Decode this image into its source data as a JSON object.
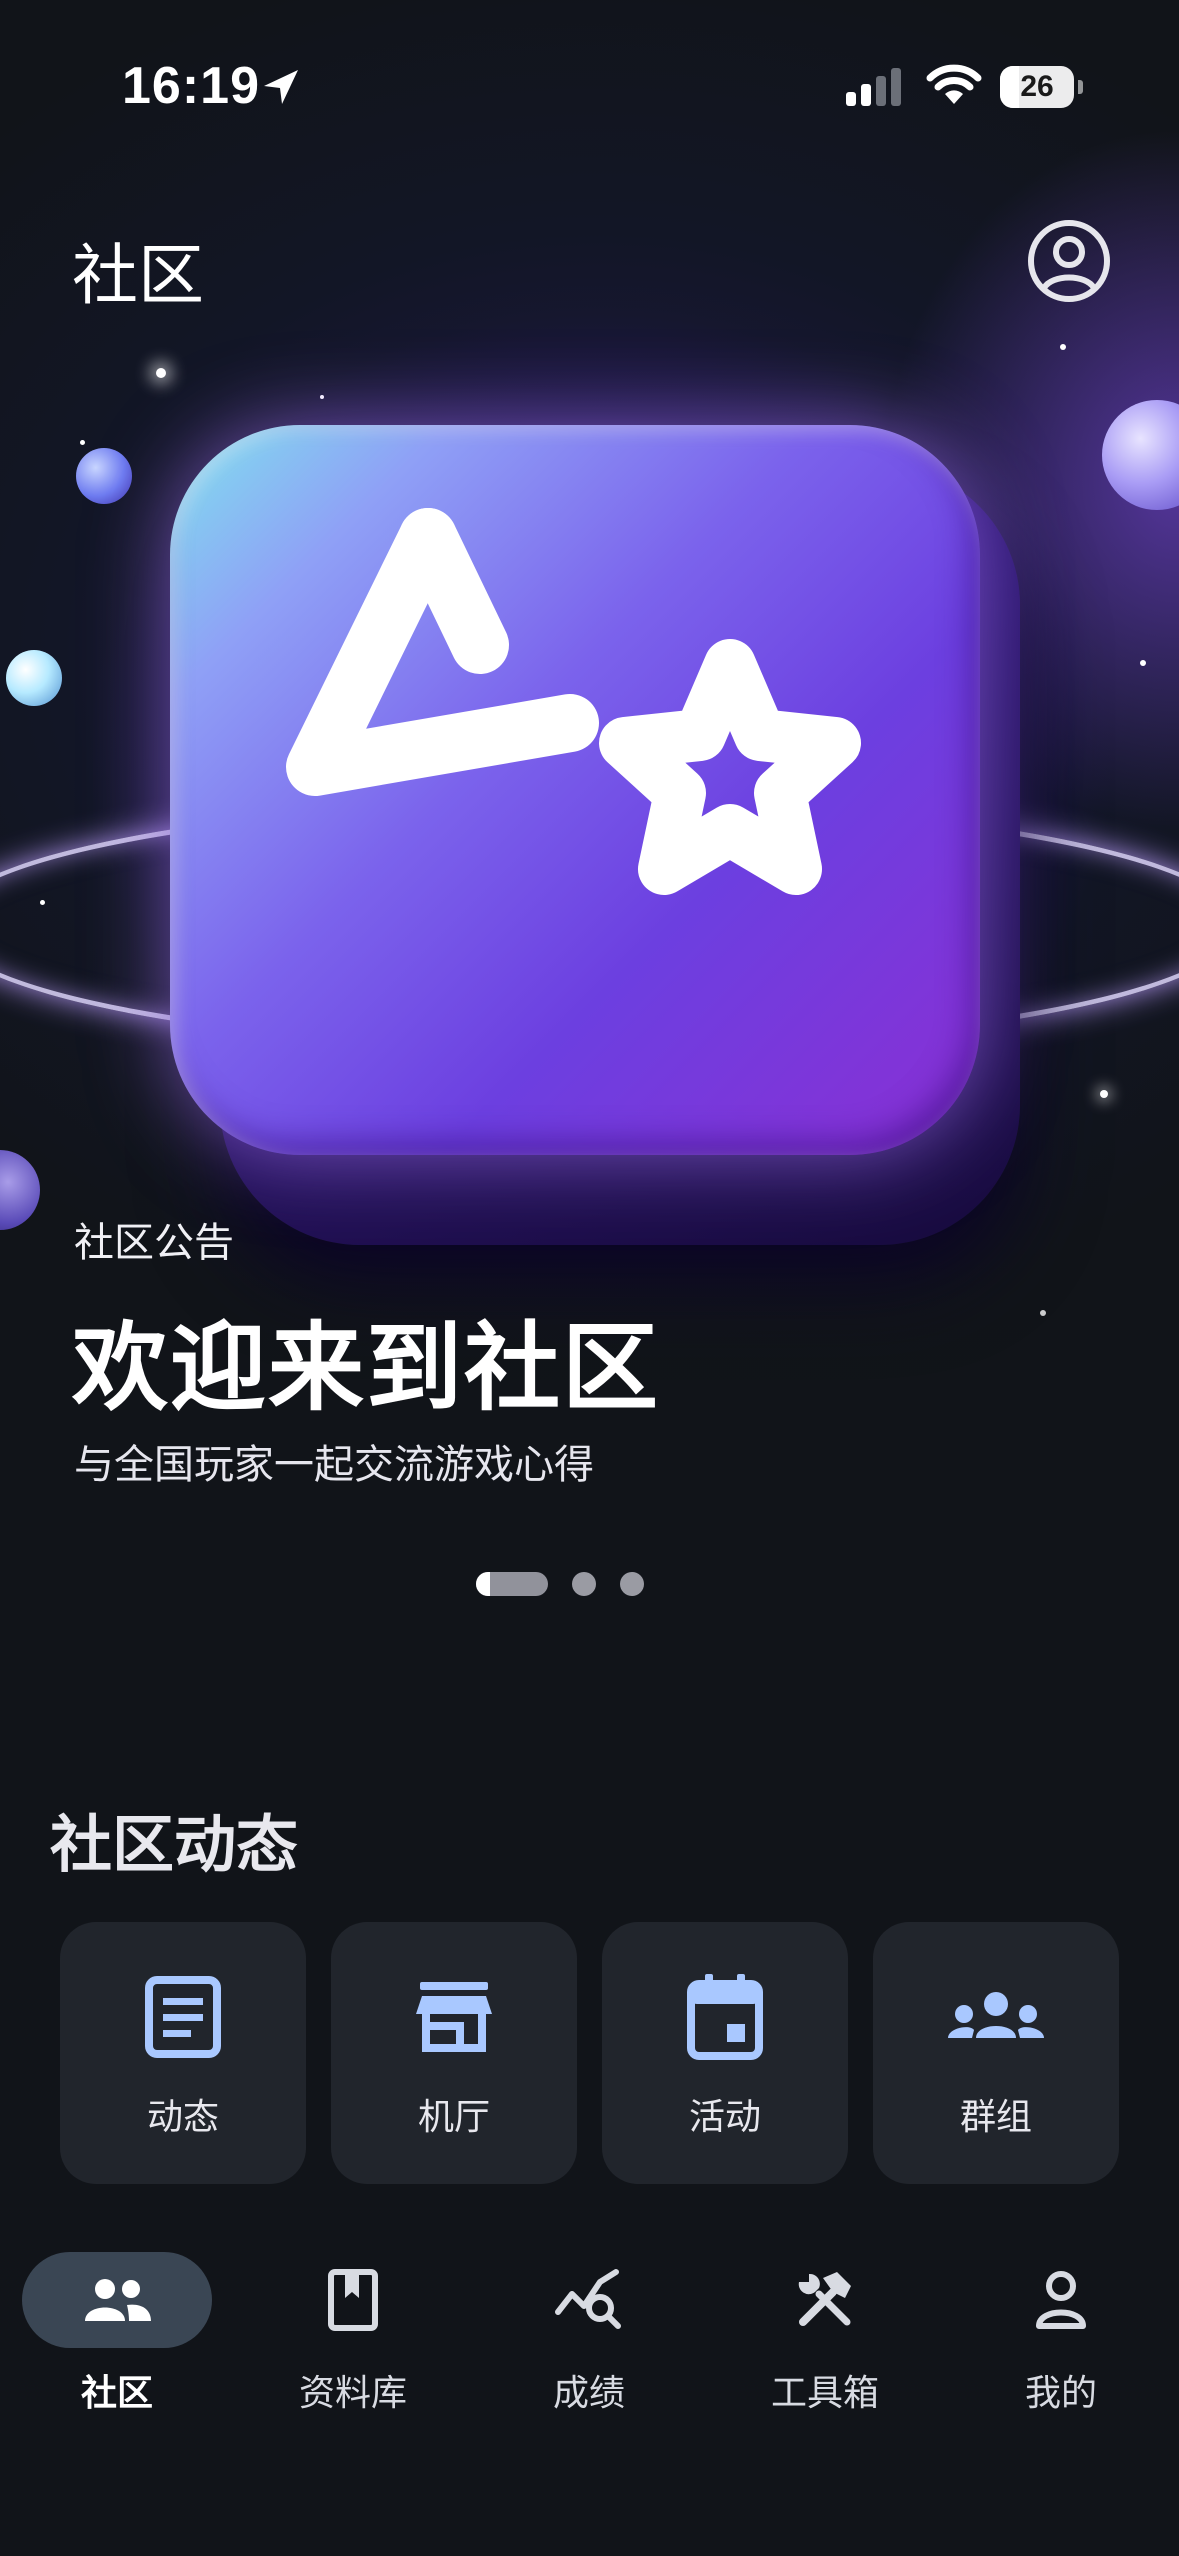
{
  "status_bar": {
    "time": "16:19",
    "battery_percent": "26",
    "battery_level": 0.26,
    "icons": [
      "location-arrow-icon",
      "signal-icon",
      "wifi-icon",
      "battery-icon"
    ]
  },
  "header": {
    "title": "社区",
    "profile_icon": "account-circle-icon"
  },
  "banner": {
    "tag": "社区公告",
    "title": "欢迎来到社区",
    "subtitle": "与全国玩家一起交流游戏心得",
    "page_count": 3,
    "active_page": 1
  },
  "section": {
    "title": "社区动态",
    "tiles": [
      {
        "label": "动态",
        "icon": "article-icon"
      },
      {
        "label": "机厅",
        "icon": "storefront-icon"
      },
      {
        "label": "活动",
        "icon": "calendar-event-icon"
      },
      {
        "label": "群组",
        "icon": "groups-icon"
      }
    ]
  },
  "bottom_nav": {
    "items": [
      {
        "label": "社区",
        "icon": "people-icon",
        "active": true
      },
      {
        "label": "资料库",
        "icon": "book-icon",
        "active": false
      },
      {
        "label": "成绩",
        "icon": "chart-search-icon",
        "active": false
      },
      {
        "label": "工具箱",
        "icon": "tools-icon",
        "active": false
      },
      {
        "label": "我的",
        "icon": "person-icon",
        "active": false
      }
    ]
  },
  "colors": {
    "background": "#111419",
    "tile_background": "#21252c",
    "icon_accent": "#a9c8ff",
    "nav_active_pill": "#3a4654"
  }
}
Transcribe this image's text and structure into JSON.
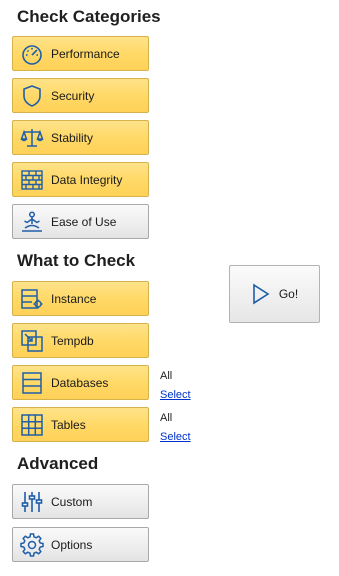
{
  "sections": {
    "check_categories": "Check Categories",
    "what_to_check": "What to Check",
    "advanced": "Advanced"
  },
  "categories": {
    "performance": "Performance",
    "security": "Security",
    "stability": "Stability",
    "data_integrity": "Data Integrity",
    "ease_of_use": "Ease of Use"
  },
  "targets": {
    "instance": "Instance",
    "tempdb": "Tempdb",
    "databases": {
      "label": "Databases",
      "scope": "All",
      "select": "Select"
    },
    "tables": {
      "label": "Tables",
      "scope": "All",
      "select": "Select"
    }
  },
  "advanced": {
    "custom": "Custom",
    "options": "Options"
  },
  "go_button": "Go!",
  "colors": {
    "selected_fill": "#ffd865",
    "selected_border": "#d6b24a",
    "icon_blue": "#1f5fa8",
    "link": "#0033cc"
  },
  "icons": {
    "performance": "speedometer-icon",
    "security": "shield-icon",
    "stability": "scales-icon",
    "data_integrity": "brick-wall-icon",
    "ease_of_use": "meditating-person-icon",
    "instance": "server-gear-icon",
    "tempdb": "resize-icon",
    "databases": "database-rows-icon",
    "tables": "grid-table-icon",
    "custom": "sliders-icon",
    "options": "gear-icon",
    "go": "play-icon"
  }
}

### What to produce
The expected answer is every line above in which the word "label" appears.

### Answer to the problem
        "label": "动态",
        "label": "机厅",
        "label": "活动",
        "label": "群组",
        "label": "社区",
        "label": "资料库",
        "label": "成绩",
        "label": "工具箱",
        "label": "我的",
      "label": "Databases",
      "label": "Tables",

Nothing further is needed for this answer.